THORACIC OUTLET SYNDROME


I. Anatomy, pathophysiology, and epidemiology
  1. No definitive diagnostic criteria but describes compression of structures in the triangle formed by the first rib, anterior scalene m., and middle scalene m.
  2. Symptoms can reflect compression of the artery (subclavian), nerve (brachial plexus), and/or vein.  Nerve is most common (95% of cases); arterial is least common and is usually accompanied by a cervical or anomalous first rib
  3. Female:Male 3:1

II. Clinical Presentation

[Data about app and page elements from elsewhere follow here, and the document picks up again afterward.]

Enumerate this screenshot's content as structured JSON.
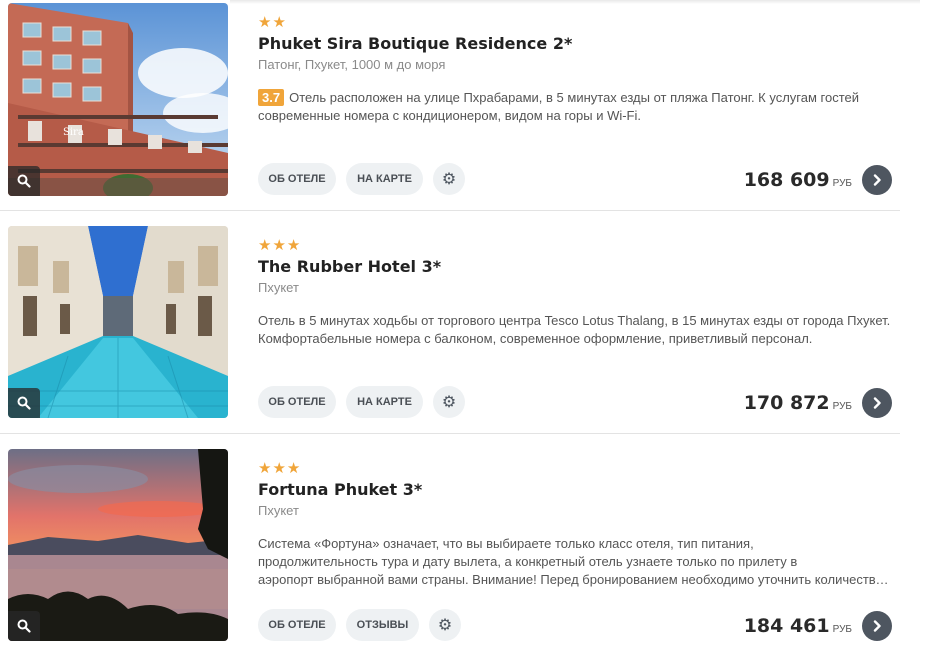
{
  "currency_note": "",
  "hotels": [
    {
      "stars": "★★",
      "name": "Phuket Sira Boutique Residence 2*",
      "location": "Патонг, Пхукет, 1000 м до моря",
      "rating": "3.7",
      "description": "Отель расположен на улице Пхрабарами, в 5 минутах езды от пляжа Патонг. К услугам гостей современные номера с кондиционером, видом на горы и Wi-Fi.",
      "buttons": [
        "ОБ ОТЕЛЕ",
        "НА КАРТЕ"
      ],
      "price": "168 609",
      "currency": "РУБ"
    },
    {
      "stars": "★★★",
      "name": "The Rubber Hotel 3*",
      "location": "Пхукет",
      "rating": "",
      "description": "Отель в 5 минутах ходьбы от торгового центра Tesco Lotus Thalang, в 15 минутах езды от города Пхукет. Комфортабельные номера с балконом, современное оформление, приветливый персонал.",
      "buttons": [
        "ОБ ОТЕЛЕ",
        "НА КАРТЕ"
      ],
      "price": "170 872",
      "currency": "РУБ"
    },
    {
      "stars": "★★★",
      "name": "Fortuna Phuket 3*",
      "location": "Пхукет",
      "rating": "",
      "description_lines": [
        "Система «Фортуна» означает, что вы выбираете только класс отеля, тип питания,",
        "продолжительность тура и дату вылета, а конкретный отель узнаете только по прилету в",
        "аэропорт выбранной вами страны. Внимание! Перед бронированием необходимо уточнить количество мест"
      ],
      "buttons": [
        "ОБ ОТЕЛЕ",
        "ОТЗЫВЫ"
      ],
      "price": "184 461",
      "currency": "РУБ"
    }
  ],
  "colors": {
    "star": "#f0a53a",
    "rating_bg": "#f0a53a",
    "button_bg": "#eef1f3",
    "go_button": "#4e5660"
  },
  "icons": [
    "search-icon",
    "gear-icon",
    "chevron-right-icon"
  ]
}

  1. For neurologic:
    1. History of antecedent trauma is common
    2. UE numbness/paresthesia (variable location; most commonly in distribution of ulnar n.)
    3. Symptoms may worsen with physical activity (particularly repetitive abduction of shoudler) or cold
    4. "Adson's test" to diagnose (not highly sensitive):
      1. The sign is the disappeaerance of the radial pulse as the patient holds his/her breath and hols his/her neck in hyperextension and rotated toward affected side, and the examiner extends and externally rotates the upper arm
    5. Motor weakness is uncommon
  2. Arterial: Usually result from embolization (pain, paresthesia, pallor, pulselessness, coldness).  Can be diagnosed by magnetic resonance angiography; Usually treated with surgical rib decompression, thrombectomy and/or reconstruction of the affected segment of subclavian artery.
  3. Venous ("Paget-Schroetter syndrome")-Due to thrombotic or nonthrombotic compression of the axillary or subclavian vein. Excessive arm activity can predispose.  Usually presents with cyanosis, arm swelling and pain. If doppler ultrasound shows thrombosis, thrombolysis and surgical decompression of the thoracic outlet is sometimes done and obviates need for long-term anticoagulation.

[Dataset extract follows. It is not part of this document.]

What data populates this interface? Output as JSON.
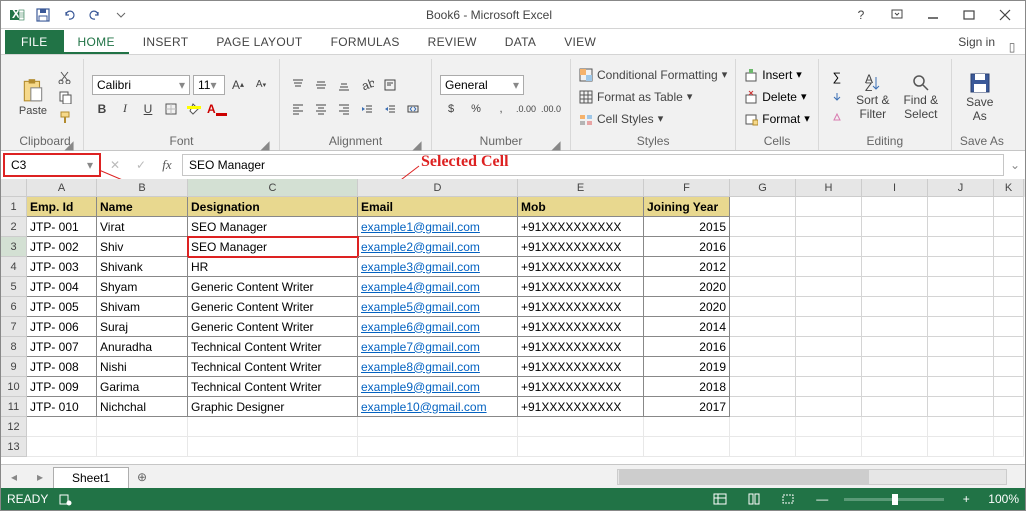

III. Diagnostic workup (for neurologic)

  1. C-spine films can be done to look for presence of a cervical rib (a congenital condition that can predispose; 1% of people have it)
  2. Nerve conduction studies may show a slowing in ulnar and/or median nerves across the thoracic outlet
  3. MRI can show non-bony causes of compression of the thoracic outlet e.g. fibrous bands
  4. EMG is usually normal

IV. Treatment (for neurologic)

  1. Start with conservative management-rest, scalene stretches, strengthening of shoulder girle
  2. NSAIDs etc. for pain
  3. Resection of the first rib is sometimes performed but no randomized trial data for this as of 2011
  4. Dorsal sympathectomy-Sometimes done if surgery fails

(Sources include Core Content Review of Family Medicine, 2012)